She is considered a national expert on teen sexual health – advocating for teen pregnancy prevention. The National Latina Network in Washington DC appointed her as the lead evaluator in two CDC funded programs to promote safer sex among adolescent of color. She led an initiative to increase the number of Latino students attending and succeeding in higher education by changing the university environment. She has served as a SCRA member at large, chair the women’s committee and minority representative to APA Council when the position existed. From 2015 to 2018 she served as President of the Society for the Psychology of Women APA Division 35 section 3, Latina women. She was recently elected as President for the Society of Community Research and Action and will serve from 2019 through 2022.
Dr. Sylvestre is an Associate Professor in the School of Psychology, and Vice-Dean, Research, in the Faculty of Social Sciences at the University of Ottawa. He has made distinguished contributions to the study of community of mental health programs and systems, with an emphasis on the topics of homelessness and housing among people with serious mental illness. This includes evaluations of a provincial homelessness initiative, mixed methods studies of family homelessness, collaborative research on supportive housing practice, and qualitative research on housing instability. He has written on issues of poverty and citizenship among people with serious mental illness. He is also well-recognized for his contributions to the study and evaluation of a wide range of community-based programs in Ottawa, Ontario, Canada.
He is a former Senior Editor of the Canadian Journal of Community Mental Health, and recently co-edited a book on theory, research, practice, and policy related to housing for people with serious mental illness. His research has contributed to strengthening the local and provincial community mental health programs and systems in Canada and has filled important gaps in our knowledge of supportive housing and homelessness. Dr. Sylvestre was also a co-chair of the 2017 SCRA Biennial Conference at the University of Ottawa.

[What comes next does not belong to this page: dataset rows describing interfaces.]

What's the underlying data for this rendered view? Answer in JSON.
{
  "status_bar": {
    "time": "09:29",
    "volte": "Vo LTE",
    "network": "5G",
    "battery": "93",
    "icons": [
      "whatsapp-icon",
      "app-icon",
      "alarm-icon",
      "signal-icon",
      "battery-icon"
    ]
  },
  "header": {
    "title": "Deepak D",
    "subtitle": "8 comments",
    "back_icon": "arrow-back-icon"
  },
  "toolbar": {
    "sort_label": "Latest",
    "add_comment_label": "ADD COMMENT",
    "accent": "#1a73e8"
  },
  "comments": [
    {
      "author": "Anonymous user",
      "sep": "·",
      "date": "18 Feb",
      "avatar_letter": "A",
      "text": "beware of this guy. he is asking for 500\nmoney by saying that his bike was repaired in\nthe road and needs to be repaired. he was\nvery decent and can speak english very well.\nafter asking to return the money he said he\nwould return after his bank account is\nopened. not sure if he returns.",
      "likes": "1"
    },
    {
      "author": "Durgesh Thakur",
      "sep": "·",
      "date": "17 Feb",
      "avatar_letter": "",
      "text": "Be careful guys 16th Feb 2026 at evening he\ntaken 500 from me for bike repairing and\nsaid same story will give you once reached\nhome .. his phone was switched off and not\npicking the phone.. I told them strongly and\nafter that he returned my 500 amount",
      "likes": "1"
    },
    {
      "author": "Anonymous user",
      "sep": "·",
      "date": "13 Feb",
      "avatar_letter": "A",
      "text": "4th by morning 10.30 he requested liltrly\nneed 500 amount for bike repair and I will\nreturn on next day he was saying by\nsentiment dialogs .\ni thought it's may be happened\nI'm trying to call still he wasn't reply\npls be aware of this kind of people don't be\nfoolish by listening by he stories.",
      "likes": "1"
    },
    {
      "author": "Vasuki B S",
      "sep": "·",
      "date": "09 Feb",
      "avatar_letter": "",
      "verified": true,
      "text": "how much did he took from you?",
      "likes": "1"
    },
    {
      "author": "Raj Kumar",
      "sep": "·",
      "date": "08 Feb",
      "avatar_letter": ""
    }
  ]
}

Congratulations to the 2019 newly elected members of the SCRA Executive Committee! Please joint the EC in thanking them for their willingness to serve SCRA.
Congratulations also go out to Camilla Cummings who was elected as the SCRA National Student Representative. Camilla is a doctoral candidate in the Clinical-Community Psychology program at DePaul University in Chicago, IL. Her research interests include coordinated entry and systems that serve people experiencing homelessness, housing interventions for individuals currently or at-risk of experiencing homelessness, and treatment and recovery interventions for individuals with substance use disorders, serious mental illness, and traumatic experiences. During her service as a SCRA student representative, Camilla is excited to expand the visibility of Community Psychology through social media and advocate for student interests on the Division 27 Executive Committee.